UMD has pledged to become carbon neutral by 2050. The SGA wants it by 2025.
The SGA at its meeting in the Charles Carroll Room in Stamp Student Union on Nov. 7, 2018. (Evan Kramer/The Diamondback)
The University of Maryland has pledged to achieve carbon neutrality by 2050. But the SGA wants that deadline to be pushed up 25 years.
In a Nov. 5 letter to university President Wallace Loh and the University’s Sustainability Council, Student Government Association president Jonathan Allen and sustainability director Amelia Avis wrote that they hope to count on “continued action towards a low-carbon future” from this university.
The letter, which comes amid ongoing sustainability efforts from the SGA, is a response to a United Nations report released on Oct. 8 urging countries to commit to carbon neutrality. The report cited the benefits of reducing global warming from 2 to 1.5 degrees Celsius, noting that “by 2100, global sea level would be 10 cm lower.”
Though the UN’s goal — and this university’s goal — is to achieve carbon neutrality by 2050, the SGA felt it could happen much sooner.
“Maryland has traditionally branded itself a leader,” Avis said. “If they really want to be a leader, [the goal] should be pushed up.”
Numerous other schools — including the universities of Florida, Vermont and Montana, have already taken on the 2025 goal.
On Oct. 31, the SGA unanimously approved a resolution to allocate the yearly sustainability fee paid by undergraduate students toward fully offsetting undergraduate commuter emissions. The Nov. 5 letter said this plan will help the university to “reduce emissions by around 11,000 metric tons of CO2 equivalent and get seven percent closer to carbon neutrality.”
The proposal was approved by the university’s Office of Sustainability on Nov. 12. The funds will go toward local projects such as methane capture at landfills and tree planting. Thus, with its approval, Avis said the student body has “immediately erased 7 percent of the university’s overall remaining carbon emissions.”
This was one of the three main initiatives that were presented in the letter.
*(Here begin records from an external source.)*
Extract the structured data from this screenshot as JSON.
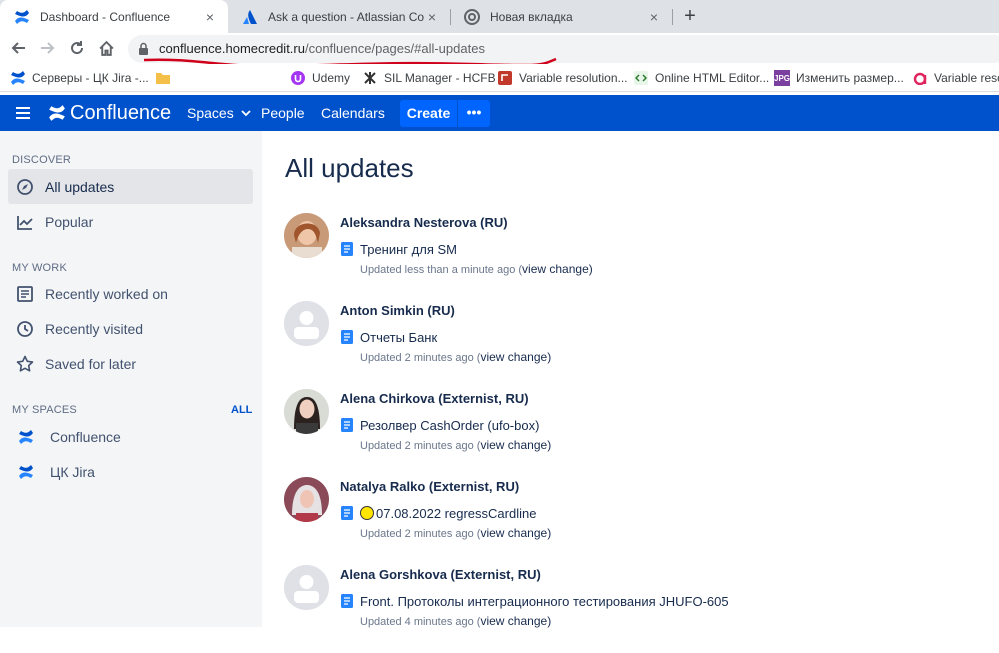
{
  "browser": {
    "tabs": [
      {
        "title": "Dashboard - Confluence",
        "active": true
      },
      {
        "title": "Ask a question - Atlassian Comm",
        "active": false
      },
      {
        "title": "Новая вкладка",
        "active": false
      }
    ],
    "newtab": "+",
    "close": "×",
    "url_host": "confluence.homecredit.ru",
    "url_path": "/confluence/pages/#all-updates",
    "bookmarks": [
      "Серверы - ЦК Jira -...",
      "",
      "Udemy",
      "SIL Manager - HCFB",
      "Variable resolution...",
      "Online HTML Editor...",
      "Изменить размер...",
      "Variable resolu"
    ],
    "bookmark_badges": {
      "jpg": "JPG"
    }
  },
  "nav": {
    "logo": "Confluence",
    "spaces": "Spaces",
    "people": "People",
    "calendars": "Calendars",
    "create": "Create",
    "more": "•••"
  },
  "sidebar": {
    "discover": "DISCOVER",
    "all_updates": "All updates",
    "popular": "Popular",
    "my_work": "MY WORK",
    "recently_worked": "Recently worked on",
    "recently_visited": "Recently visited",
    "saved_later": "Saved for later",
    "my_spaces": "MY SPACES",
    "all": "ALL",
    "spaces": [
      "Confluence",
      "ЦК Jira"
    ]
  },
  "main": {
    "title": "All updates",
    "view_change": "view change",
    "updates": [
      {
        "author": "Aleksandra Nesterova (RU)",
        "page": "Тренинг для SM",
        "time": "Updated less than a minute ago (",
        "avatar": "photo-warm"
      },
      {
        "author": "Anton Simkin (RU)",
        "page": "Отчеты Банк",
        "time": "Updated 2 minutes ago (",
        "avatar": "default"
      },
      {
        "author": "Alena Chirkova (Externist, RU)",
        "page": "Резолвер CashOrder (ufo-box)",
        "time": "Updated 2 minutes ago (",
        "avatar": "photo-dark"
      },
      {
        "author": "Natalya Ralko (Externist, RU)",
        "page": "07.08.2022 regressCardline",
        "time": "Updated 2 minutes ago (",
        "avatar": "photo-blonde",
        "emoji": true
      },
      {
        "author": "Alena Gorshkova (Externist, RU)",
        "page": "Front. Протоколы интеграционного тестирования JHUFO-605",
        "time": "Updated 4 minutes ago (",
        "avatar": "default"
      }
    ]
  },
  "colors": {
    "brand": "#0052cc",
    "create": "#0065ff",
    "sidebar": "#f4f5f7",
    "annotation": "#d0021b"
  }
}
The two others revolve around reducing other transportation emissions, such as “UMD fleet vehicles,” and altering the university’s power plant.
To be realized, the 2025 goal would first have to be endorsed by the sustainability office, which would make an amendment to its original Climate Action plan. Then comes the implementation of sustainable projects to reach this goal.
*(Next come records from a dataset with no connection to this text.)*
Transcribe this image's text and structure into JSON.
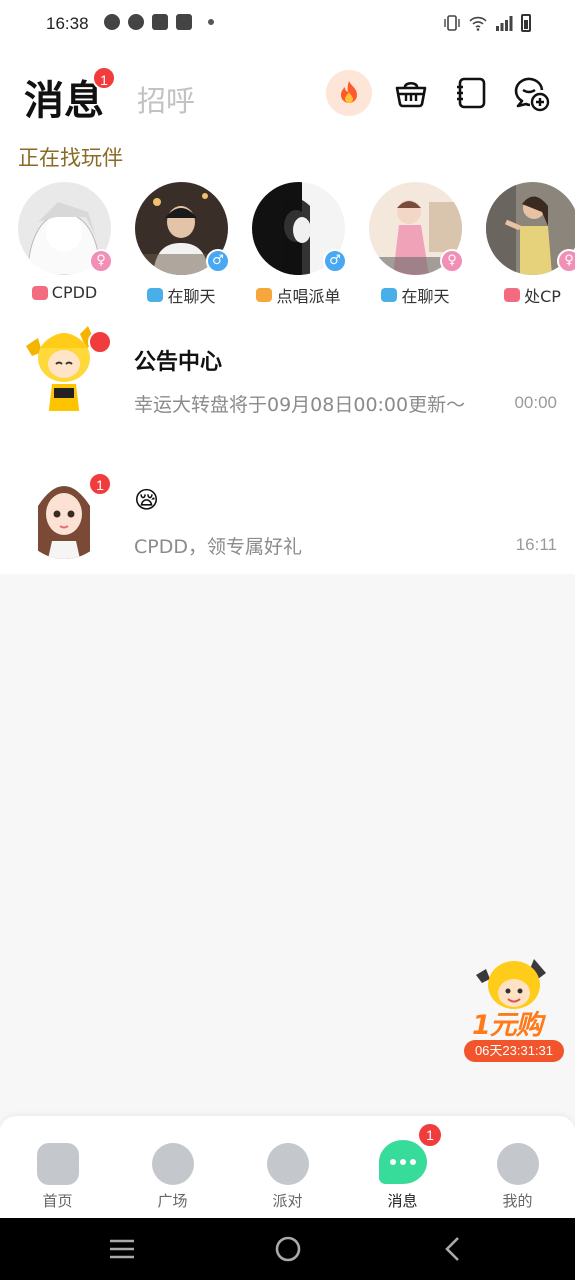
{
  "status_bar": {
    "time": "16:38"
  },
  "header": {
    "active_tab": "消息",
    "active_tab_badge": "1",
    "inactive_tab": "招呼",
    "icons": [
      "fire-icon",
      "basket-icon",
      "contacts-book-icon",
      "add-chat-icon"
    ]
  },
  "partners": {
    "title": "正在找玩伴",
    "items": [
      {
        "status": "CPDD",
        "status_icon": "cp-heart-icon",
        "gender": "female",
        "gender_color": "#f28fb6"
      },
      {
        "status": "在聊天",
        "status_icon": "chat-bubble-icon",
        "gender": "male",
        "gender_color": "#49a8f2"
      },
      {
        "status": "点唱派单",
        "status_icon": "mic-icon",
        "gender": "male",
        "gender_color": "#49a8f2"
      },
      {
        "status": "在聊天",
        "status_icon": "chat-bubble-icon",
        "gender": "female",
        "gender_color": "#f28fb6"
      },
      {
        "status": "处CP",
        "status_icon": "cp-heart-icon",
        "gender": "female",
        "gender_color": "#f28fb6"
      }
    ]
  },
  "messages": [
    {
      "title": "公告中心",
      "preview": "幸运大转盘将于09月08日00:00更新～",
      "time": "00:00",
      "badge": ""
    },
    {
      "title": "😪",
      "preview": "CPDD，领专属好礼",
      "time": "16:11",
      "badge": "1"
    }
  ],
  "promo": {
    "text": "1元购",
    "timer": "06天23:31:31"
  },
  "bottom_nav": [
    {
      "label": "首页",
      "icon": "gamepad-icon"
    },
    {
      "label": "广场",
      "icon": "sparkle-icon"
    },
    {
      "label": "派对",
      "icon": "planet-icon"
    },
    {
      "label": "消息",
      "icon": "message-icon",
      "badge": "1"
    },
    {
      "label": "我的",
      "icon": "face-icon"
    }
  ],
  "colors": {
    "accent_green": "#37dc9a",
    "badge_red": "#f03c3c",
    "partners_title": "#8a6a28"
  }
}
Mark Stewart, the office’s sustainability manager, said he feels the 2025 goal would be a significant logistical challenge for the university.
“We don’t know yet as a university if we can achieve it by 2025,” Stewart said. “[It] may be possible, but we do need to develop the final strategies for getting there.”
The university has already successfully halved carbon emissions three years early — a goal that was originally set for 2020. However, achieving full carbon neutrality is a much larger feat.
Stewart said he is also hopeful the university can reduce commuter emissions for graduate students, professors and others with the increased attention to ride-sharing apps and promotion of the Purple Line.
Avis, a senior government and politics major, added that this university’s Department of Transportation Services could implement electric-powered buses to reduce on-campus emissions, and that the university could build more dorms on and around campus to decrease the number of students who need to commute.
Stewart said the biggest challenge of the three goals would be the power plant. It would be a huge effort to make a university sustainable that is this size and heated, cooled and powered by the plant, Stewart said.
Although Avis shared similar concerns, the SGA’s letter included discussion of a startup by Maryland alumni that has figured out how to transform carbon emissions coming from the plant into algae products that can be sold.
Avis said that after they are sold, 3 percent of the profit would be given back to the university. The algae would be grown in a warehouse near campus, which she hopes would be open to visitors as an attraction.
The university has been trying to figure out how to expand the power plant by 2024. With this new plan, Avis said that it is important to make sure the future plant doesn’t produce even more emissions than before.
“We need to push [the administration] to search for a solution that is responsible instead of investing in something that will increase our carbon footprint,” Avis said.
Avis said that she would also like to see solar panels on academic buildings and Xfinity Center, as well as efforts to protect green spaces on campus.
Allen, a senior government and politics major, said he hopes the university recognizes the urgency of these plans and that moving the date up will help the university focus on a target.
“We are a leader in the nation on sustainability and energy innovation, and we do great work in that field,” he said. “But that doesn’t mean we can’t be doing better.”